In this case, it is the NNPD as the employer that must show its employment conditions are free from prejudice, intimidation and harassment. Hadley raised a series of incidents as to harassment and intimidation, which were substantiated at trial by other officers, including Hadley’s supervisor, who testified that Lt. Harvey created a hostile work environment by shouting and even targeting subordinates for discipline. Further noted was the adverse impact on female police officers and that only four women are left at the Chinle Police District.
Lt. Harvey, on the other hand, was the only person who testified for the NNPD and his testimony was limited to justifying his own conduct in dealing with Hadley. None of Lt. Harvey’s superiors—the command staff of the NNPD—testified as to the NNPD’s General Orders from 1979 and its policies and procedures as to employee grievances and the sound implementation of those governing documents to assure an impartial, independent review that fosters employment conditions which are free of prejudice, intimidation, and harassment. Unfortunately, the proceedings in the Commission were reduced to an extension of the bickering between the two employees with little involvement by the employer.

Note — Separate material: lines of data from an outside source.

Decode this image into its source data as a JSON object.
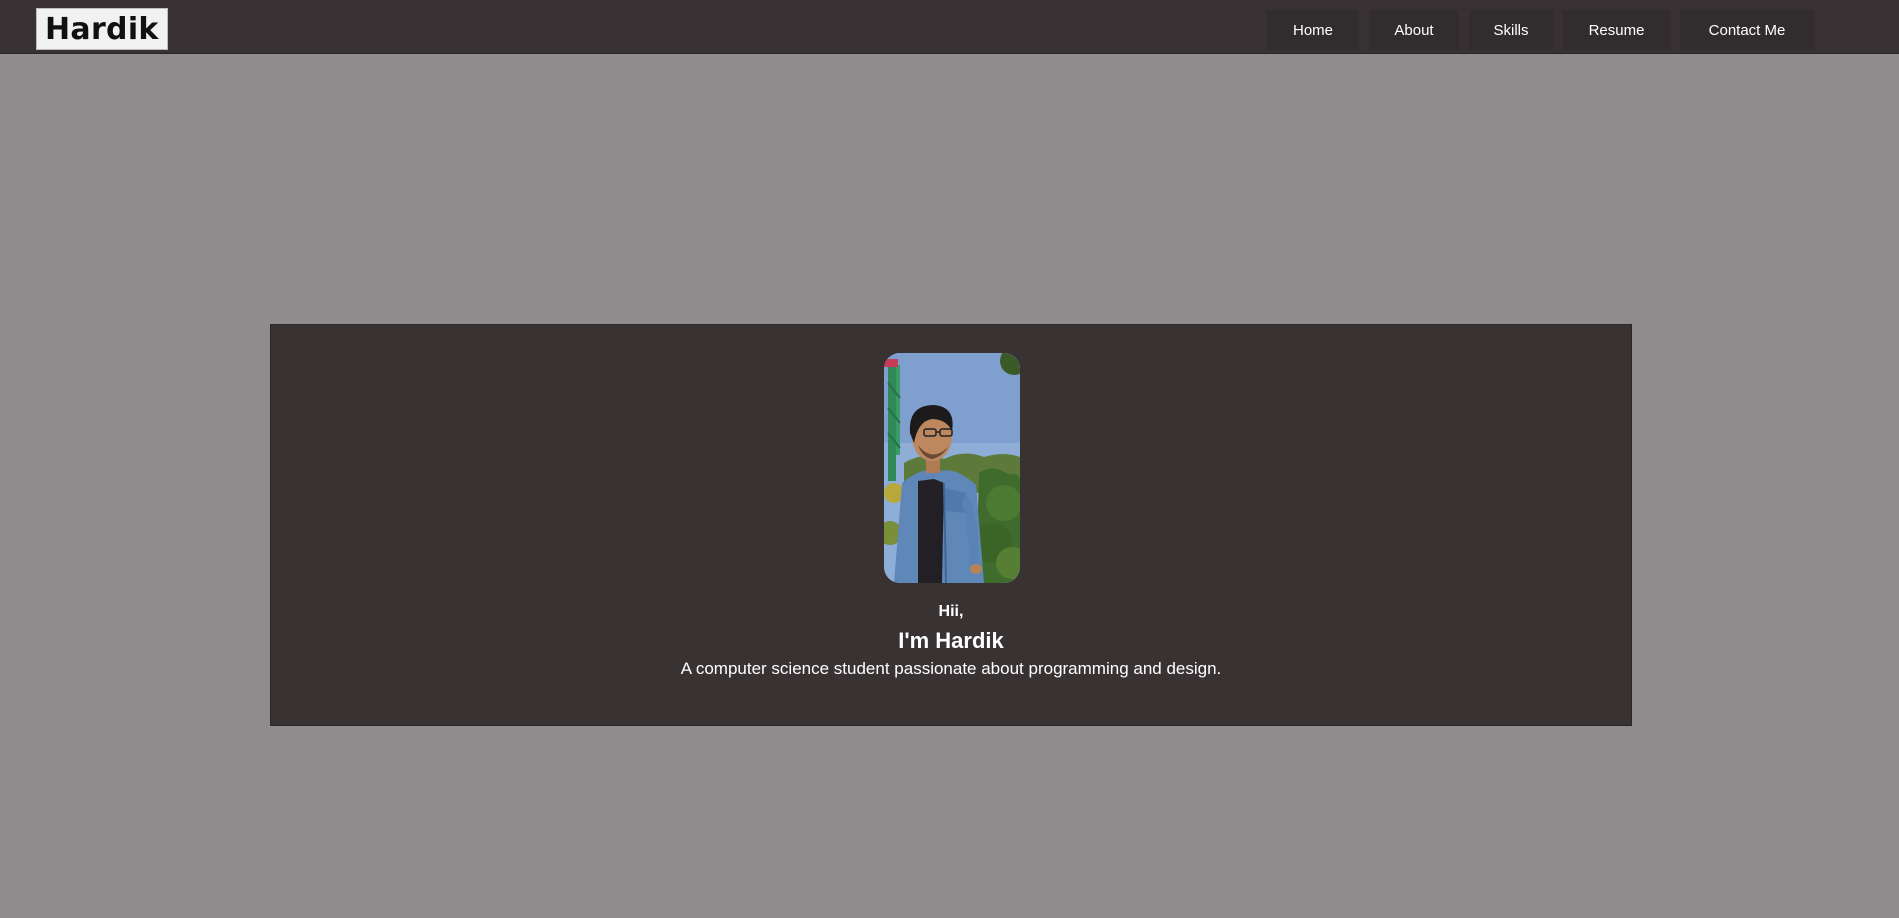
{
  "header": {
    "logo_text": "Hardik",
    "nav": [
      {
        "label": "Home"
      },
      {
        "label": "About"
      },
      {
        "label": "Skills"
      },
      {
        "label": "Resume"
      },
      {
        "label": "Contact Me"
      }
    ]
  },
  "hero": {
    "greeting": "Hii,",
    "name_line": "I'm Hardik",
    "tagline": "A computer science student passionate about programming and design."
  },
  "colors": {
    "page_background": "#8e8c8d",
    "header_background": "#373133",
    "hero_background": "#383233",
    "text": "#ffffff"
  }
}
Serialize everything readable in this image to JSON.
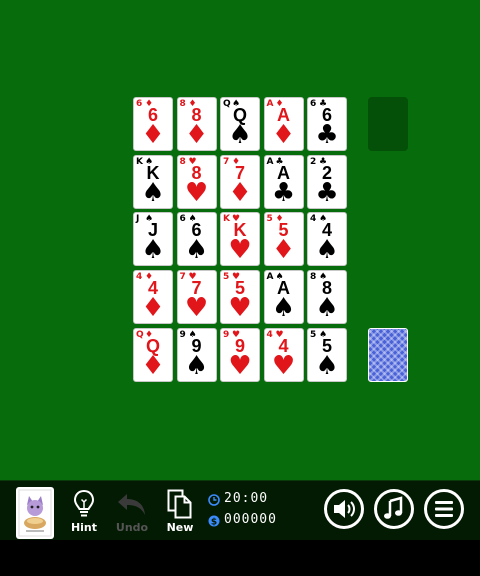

Despite its authority to compel disclosure of evidence relevant to the Complaint to ensure the burden of proof shall be upon the employer, see 15 N.N.C. § 611, the Commission gathered evidence immaterial to this mandate. Instead, the Commission focused its attention and solicited evidence as to the employee’s conduct rather than focusing on the employer’s conduct and its compliance with the NPEA. With the Commission’s accumulation of evidence as to Hadley’s conduct, this Court is unable to determine on appeal whether the NNPD complied with § 604(B)(9). The Court must therefore reverse the dismissal, reinstate the complaint, and remand the case for a proper determination as to the employer’s compliance with the NPEA.

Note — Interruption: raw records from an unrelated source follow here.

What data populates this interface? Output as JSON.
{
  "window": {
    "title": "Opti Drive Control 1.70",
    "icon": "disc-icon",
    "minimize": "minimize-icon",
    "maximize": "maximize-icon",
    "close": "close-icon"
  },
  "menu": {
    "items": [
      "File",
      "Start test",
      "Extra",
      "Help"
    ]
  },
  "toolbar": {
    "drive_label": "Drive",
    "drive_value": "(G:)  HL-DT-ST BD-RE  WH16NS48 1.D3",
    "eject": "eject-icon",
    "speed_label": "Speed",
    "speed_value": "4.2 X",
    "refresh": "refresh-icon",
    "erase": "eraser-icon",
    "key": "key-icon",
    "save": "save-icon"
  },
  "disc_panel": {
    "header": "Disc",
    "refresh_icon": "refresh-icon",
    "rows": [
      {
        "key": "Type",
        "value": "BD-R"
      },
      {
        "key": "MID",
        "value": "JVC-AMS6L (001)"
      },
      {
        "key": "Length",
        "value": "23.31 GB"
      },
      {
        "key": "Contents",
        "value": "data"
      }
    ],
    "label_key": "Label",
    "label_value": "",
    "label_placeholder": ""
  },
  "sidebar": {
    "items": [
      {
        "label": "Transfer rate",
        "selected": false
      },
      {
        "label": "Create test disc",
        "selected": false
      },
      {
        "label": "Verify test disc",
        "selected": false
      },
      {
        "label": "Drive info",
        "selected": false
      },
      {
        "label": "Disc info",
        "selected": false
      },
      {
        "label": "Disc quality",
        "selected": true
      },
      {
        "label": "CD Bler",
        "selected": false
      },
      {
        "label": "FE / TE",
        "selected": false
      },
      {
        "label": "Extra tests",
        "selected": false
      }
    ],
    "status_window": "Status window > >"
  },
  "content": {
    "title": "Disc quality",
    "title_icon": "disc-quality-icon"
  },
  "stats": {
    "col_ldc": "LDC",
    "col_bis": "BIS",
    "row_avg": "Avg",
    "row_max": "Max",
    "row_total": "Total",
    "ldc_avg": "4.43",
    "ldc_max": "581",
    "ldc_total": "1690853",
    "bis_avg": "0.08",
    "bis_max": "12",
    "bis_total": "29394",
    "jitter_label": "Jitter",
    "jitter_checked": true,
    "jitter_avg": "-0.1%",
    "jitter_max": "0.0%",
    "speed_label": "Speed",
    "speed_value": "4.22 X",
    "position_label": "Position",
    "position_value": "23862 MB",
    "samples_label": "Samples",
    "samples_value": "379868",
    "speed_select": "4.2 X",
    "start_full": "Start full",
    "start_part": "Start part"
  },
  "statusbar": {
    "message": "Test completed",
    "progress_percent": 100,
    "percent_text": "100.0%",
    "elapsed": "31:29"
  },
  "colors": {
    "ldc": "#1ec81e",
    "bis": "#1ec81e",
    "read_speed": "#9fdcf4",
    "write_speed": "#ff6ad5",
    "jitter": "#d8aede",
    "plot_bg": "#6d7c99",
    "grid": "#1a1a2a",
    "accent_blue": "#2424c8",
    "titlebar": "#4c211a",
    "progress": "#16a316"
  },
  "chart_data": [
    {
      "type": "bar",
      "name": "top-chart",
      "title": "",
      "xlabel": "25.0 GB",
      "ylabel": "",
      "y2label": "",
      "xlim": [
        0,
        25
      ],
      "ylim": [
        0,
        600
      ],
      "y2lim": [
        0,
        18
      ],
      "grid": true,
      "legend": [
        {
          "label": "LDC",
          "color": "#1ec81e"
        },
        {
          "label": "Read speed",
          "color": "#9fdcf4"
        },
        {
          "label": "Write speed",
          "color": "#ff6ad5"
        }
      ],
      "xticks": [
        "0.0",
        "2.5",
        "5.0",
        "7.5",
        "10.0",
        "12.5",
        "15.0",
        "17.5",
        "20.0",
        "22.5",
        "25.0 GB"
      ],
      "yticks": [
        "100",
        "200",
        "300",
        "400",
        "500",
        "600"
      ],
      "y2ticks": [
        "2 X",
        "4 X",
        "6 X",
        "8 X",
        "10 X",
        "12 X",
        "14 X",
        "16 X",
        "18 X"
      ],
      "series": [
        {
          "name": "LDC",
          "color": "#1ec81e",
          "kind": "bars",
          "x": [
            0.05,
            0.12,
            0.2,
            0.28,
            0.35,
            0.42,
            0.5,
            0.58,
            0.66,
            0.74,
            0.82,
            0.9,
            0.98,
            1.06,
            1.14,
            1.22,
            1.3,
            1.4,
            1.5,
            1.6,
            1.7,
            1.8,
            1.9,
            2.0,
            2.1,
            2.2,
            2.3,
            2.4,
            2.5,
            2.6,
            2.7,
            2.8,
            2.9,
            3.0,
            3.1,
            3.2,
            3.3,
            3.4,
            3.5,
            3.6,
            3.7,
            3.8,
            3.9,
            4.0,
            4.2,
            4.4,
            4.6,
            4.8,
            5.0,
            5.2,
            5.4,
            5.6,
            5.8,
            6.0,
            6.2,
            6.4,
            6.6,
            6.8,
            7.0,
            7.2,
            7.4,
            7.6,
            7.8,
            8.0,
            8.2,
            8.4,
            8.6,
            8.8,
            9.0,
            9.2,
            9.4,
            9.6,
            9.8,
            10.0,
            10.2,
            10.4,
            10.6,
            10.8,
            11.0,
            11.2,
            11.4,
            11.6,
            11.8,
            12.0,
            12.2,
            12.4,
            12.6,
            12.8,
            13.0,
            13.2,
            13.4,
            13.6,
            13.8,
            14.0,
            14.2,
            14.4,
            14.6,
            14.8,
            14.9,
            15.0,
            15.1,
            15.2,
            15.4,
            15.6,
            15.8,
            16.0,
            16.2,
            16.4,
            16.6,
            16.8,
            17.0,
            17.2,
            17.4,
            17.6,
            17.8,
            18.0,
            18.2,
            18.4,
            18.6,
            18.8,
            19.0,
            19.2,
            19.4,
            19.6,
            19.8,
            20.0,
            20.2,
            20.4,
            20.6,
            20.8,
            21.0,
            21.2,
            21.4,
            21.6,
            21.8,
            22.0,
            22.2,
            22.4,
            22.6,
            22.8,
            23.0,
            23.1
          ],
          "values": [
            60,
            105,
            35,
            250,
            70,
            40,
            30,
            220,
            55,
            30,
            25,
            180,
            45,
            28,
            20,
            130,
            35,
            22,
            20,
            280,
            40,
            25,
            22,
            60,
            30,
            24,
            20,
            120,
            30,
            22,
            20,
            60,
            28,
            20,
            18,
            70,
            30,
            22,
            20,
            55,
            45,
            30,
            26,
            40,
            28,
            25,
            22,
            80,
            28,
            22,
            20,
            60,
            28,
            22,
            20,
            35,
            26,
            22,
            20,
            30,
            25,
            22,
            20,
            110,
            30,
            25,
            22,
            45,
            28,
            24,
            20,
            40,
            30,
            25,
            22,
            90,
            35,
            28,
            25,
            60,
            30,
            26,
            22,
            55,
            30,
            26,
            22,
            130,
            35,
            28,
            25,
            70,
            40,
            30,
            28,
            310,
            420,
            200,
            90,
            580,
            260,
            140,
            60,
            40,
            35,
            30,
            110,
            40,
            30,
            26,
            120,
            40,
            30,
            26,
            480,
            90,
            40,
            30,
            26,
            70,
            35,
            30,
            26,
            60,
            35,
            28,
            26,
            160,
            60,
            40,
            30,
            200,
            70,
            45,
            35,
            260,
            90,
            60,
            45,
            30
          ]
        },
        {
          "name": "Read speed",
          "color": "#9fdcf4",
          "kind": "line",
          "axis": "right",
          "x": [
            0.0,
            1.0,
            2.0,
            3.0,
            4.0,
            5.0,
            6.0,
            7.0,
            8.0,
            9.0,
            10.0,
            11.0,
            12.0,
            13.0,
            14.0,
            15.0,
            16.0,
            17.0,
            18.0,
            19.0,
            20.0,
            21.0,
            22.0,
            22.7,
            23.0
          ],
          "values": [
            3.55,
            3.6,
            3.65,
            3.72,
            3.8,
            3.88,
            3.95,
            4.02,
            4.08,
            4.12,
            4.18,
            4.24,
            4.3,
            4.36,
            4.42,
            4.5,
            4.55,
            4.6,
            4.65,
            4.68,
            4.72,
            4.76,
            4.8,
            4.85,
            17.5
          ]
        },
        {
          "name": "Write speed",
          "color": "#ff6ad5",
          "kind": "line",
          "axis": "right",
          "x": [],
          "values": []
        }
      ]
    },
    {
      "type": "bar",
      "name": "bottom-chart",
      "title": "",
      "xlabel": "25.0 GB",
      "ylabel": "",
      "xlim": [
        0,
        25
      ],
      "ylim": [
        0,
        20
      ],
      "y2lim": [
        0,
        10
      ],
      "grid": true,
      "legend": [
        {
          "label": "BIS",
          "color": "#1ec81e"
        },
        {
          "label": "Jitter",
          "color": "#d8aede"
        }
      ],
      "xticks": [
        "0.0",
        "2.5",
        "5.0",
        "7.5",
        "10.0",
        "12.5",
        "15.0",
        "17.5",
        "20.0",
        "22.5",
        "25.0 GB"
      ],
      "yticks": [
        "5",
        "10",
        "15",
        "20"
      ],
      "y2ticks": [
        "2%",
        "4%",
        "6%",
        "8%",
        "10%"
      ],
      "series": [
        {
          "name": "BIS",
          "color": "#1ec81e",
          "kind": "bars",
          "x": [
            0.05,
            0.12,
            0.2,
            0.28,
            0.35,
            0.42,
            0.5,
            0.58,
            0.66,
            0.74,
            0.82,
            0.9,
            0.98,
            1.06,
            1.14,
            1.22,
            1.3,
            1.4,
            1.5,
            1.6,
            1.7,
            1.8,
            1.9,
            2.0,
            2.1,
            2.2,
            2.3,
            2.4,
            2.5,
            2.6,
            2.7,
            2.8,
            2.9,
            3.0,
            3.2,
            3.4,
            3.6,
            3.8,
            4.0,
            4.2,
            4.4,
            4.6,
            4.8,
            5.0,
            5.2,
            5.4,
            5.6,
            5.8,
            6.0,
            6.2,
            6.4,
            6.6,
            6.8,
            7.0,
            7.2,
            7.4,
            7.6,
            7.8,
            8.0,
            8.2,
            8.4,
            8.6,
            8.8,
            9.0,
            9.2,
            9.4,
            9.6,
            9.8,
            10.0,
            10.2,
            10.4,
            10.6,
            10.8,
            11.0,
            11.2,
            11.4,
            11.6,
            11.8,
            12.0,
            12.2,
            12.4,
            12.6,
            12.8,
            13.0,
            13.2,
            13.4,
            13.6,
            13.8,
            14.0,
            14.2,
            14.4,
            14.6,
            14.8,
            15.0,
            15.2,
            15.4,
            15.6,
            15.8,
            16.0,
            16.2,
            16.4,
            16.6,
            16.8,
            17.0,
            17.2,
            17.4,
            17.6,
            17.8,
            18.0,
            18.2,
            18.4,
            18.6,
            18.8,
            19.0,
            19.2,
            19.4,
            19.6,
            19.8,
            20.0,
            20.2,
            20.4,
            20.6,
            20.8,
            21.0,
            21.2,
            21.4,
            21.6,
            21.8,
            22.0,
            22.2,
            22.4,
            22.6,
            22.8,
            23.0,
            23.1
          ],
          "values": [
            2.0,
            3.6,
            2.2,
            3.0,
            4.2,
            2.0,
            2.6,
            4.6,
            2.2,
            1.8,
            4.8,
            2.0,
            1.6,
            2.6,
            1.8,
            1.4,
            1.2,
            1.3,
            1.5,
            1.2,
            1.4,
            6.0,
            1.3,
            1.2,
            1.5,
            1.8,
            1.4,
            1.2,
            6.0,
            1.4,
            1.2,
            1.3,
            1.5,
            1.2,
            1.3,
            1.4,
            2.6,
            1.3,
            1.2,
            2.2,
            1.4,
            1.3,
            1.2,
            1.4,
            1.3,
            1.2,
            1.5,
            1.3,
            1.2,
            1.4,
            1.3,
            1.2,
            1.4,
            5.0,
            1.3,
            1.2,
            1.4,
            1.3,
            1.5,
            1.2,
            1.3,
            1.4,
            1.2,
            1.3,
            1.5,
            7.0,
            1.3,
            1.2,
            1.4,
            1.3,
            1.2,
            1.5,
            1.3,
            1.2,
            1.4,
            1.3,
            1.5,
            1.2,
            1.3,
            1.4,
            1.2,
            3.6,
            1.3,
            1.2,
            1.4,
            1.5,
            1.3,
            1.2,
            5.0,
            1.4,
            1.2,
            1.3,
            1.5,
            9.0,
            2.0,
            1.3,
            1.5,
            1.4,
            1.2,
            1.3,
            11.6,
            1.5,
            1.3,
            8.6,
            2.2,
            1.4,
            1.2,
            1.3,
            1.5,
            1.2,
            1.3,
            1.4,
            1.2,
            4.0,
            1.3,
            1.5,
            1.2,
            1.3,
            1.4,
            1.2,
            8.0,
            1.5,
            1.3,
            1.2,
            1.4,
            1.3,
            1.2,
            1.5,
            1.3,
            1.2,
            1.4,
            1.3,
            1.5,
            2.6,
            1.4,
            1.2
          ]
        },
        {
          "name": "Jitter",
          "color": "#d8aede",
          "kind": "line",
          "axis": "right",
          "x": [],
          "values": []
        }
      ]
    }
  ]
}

Based on the foregoing, we REVERSE the March 31, 2015 decision of the Commission. The Complaint is REINSTATED and REMANDED for a determination in accordance with this decision.

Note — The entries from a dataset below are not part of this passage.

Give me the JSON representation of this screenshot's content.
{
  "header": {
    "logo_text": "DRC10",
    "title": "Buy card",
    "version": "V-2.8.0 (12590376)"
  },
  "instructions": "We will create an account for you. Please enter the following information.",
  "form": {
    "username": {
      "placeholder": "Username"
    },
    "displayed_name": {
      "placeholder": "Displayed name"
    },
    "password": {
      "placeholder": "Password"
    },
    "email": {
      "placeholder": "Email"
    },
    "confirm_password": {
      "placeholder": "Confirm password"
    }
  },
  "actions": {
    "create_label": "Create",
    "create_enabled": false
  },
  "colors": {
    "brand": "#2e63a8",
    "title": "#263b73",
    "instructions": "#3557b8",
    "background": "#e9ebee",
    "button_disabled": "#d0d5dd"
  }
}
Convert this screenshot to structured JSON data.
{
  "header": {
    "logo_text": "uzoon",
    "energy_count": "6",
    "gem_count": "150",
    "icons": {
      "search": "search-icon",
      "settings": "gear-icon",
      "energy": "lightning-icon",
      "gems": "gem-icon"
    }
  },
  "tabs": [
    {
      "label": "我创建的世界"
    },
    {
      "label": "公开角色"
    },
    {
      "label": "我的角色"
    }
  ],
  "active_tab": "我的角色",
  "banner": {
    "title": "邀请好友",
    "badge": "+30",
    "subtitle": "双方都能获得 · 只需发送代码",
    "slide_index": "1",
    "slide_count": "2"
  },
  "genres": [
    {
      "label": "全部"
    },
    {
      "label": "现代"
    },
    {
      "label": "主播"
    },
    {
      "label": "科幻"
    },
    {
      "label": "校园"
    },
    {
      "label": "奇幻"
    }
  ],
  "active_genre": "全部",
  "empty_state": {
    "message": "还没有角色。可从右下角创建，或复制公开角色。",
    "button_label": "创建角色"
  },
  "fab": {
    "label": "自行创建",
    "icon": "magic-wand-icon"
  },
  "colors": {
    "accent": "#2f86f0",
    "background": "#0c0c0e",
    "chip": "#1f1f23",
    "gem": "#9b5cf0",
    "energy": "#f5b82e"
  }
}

General Order 79–15, which requires all commissioned officers and dispatchers to have residential telephones for the purpose of increasing response in emergency situations, was established in 1979 and does not address cellular phones.